The definition of discipline is “an exercise that develops or improves a skill or habit.” It is the missing ingredient in building the personal and organizational “muscle(s)” that leads to exceptional performance.
Most of us who recognize the value in building those muscles are sometimes reluctant to make the effort, either because we don’t want to work that hard or because we just do not know how to break away from the old habits that keep us chained to being “average”.
If you fall into the latter category, then this article will give you the recipe for becoming more self-disciplined, personally, and organizationally. If you fall into the “it is too hard” category, then you will still know how to do it; and, maybe someday you will also decide you want to achieve more of your potential.
There are five disciplines that lead organizations to stellar performance.
1. Personal Mastery, sometimes called self-awareness.
We all consistently perform in our currently dominant self-image. Relying on will power alone to build or improve current skill sets is sometimes ineffective increating long-term change.
Changing self-image, whether personal or organizational, begins with recognizing strengths (character and skills) and motives (purpose).
Reframe your identity (self-image) to see ourselves as capable of activating version 2.X of your personal or organizational identity.
Mental Models. These mental models are often referred to as “beliefs”; and they are the foundation of the human equivalent of an “operating system”. They trigger behavior and habit formation. What prevents personal disempowerment is a truth testing serum that separates facts from opinions. Be courageous in truth testing your personal belief system. Whatever you believe is truth for you.
Shared Vision. Most people want an inspirational vision. You need autonomy in how that vision is implemented and feedback systems that allow people to judge their progress.
Team Learning. Teams come in three styles and sizes: Interdependent Teams – where the outcome can only be achieved by having people work closely with each other; Independent Teams – where success occurs based on individual performance; and Ad Hoc Teams – where individuals with specific skill sets are brought together to solve a particular problem or challenge and disband once the objective is accomplished. The primary requirement is always Trust.
Systems Thinking. There are three characteristics of systems thinking which include: A consistent and strong commitment to learning; a willingness to challenge your own mental model – accepting your own role in problems; and being open to different ways of seeing and doing.
Using these five disciplines can give you the courage to move forward and become the powerhouse you have always envisioned.

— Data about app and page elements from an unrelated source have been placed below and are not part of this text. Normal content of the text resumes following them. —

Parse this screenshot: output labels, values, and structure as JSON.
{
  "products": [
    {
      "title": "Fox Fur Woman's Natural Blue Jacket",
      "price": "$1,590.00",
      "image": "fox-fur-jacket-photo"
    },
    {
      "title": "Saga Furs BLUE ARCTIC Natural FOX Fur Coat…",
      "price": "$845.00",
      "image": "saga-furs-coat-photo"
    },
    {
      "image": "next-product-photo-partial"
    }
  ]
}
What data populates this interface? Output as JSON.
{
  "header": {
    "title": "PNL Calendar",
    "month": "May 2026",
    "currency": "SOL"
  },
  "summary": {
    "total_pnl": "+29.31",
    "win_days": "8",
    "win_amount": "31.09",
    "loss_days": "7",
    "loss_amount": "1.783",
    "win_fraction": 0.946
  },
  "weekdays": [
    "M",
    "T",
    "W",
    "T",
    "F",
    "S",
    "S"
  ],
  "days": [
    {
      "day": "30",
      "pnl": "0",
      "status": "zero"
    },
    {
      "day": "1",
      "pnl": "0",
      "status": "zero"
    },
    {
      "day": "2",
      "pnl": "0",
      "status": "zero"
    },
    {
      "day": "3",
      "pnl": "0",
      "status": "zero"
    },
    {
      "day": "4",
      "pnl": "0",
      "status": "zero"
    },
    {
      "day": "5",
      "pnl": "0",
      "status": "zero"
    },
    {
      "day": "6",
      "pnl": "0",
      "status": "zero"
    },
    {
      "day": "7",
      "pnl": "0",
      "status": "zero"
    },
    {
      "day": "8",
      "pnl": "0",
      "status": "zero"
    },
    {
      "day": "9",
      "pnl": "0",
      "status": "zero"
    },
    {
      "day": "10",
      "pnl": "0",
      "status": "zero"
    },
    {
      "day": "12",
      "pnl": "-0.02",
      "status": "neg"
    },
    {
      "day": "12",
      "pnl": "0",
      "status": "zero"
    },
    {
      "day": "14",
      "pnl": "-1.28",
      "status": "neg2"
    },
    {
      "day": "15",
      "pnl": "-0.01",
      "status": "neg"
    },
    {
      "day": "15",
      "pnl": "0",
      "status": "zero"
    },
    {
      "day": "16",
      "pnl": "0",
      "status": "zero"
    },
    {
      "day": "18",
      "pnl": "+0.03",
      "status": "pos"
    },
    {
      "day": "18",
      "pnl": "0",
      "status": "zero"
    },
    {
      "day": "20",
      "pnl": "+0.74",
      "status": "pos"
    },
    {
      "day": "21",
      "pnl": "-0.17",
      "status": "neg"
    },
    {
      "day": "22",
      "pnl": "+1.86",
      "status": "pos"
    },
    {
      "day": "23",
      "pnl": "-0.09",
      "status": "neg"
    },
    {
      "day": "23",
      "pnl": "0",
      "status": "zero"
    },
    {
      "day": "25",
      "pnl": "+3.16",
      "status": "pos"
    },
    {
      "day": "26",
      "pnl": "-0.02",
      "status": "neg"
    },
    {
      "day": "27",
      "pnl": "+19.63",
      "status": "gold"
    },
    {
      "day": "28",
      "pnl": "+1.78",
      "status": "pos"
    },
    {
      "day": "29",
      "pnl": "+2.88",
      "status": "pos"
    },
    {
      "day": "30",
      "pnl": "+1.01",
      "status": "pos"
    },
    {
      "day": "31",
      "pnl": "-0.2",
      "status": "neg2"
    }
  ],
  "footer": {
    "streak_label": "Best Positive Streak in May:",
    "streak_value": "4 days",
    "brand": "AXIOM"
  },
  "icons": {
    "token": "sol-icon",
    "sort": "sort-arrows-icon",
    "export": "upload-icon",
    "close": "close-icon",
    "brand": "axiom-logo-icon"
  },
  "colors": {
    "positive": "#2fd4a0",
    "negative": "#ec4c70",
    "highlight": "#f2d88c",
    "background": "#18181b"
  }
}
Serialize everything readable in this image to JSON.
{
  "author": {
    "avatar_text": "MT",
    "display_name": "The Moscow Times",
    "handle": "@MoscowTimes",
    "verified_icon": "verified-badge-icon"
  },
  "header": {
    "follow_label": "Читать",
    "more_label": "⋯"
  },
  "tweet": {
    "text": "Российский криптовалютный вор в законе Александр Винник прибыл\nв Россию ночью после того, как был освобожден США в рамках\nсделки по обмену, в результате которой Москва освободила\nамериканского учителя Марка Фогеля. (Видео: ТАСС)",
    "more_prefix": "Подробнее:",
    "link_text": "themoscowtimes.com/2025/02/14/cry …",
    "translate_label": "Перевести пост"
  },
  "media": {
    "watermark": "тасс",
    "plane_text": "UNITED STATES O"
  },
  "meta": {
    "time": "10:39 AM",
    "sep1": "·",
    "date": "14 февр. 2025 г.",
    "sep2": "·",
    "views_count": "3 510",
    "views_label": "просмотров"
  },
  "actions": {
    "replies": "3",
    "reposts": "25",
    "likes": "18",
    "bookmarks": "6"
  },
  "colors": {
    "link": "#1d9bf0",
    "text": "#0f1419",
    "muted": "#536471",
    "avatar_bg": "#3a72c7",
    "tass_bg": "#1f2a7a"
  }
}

Contact Us and we can help you with insights, and other resources, and see if it makes sense to work together. At the very least, in 30 minutes, you may get some ideas you can apply to your business right away.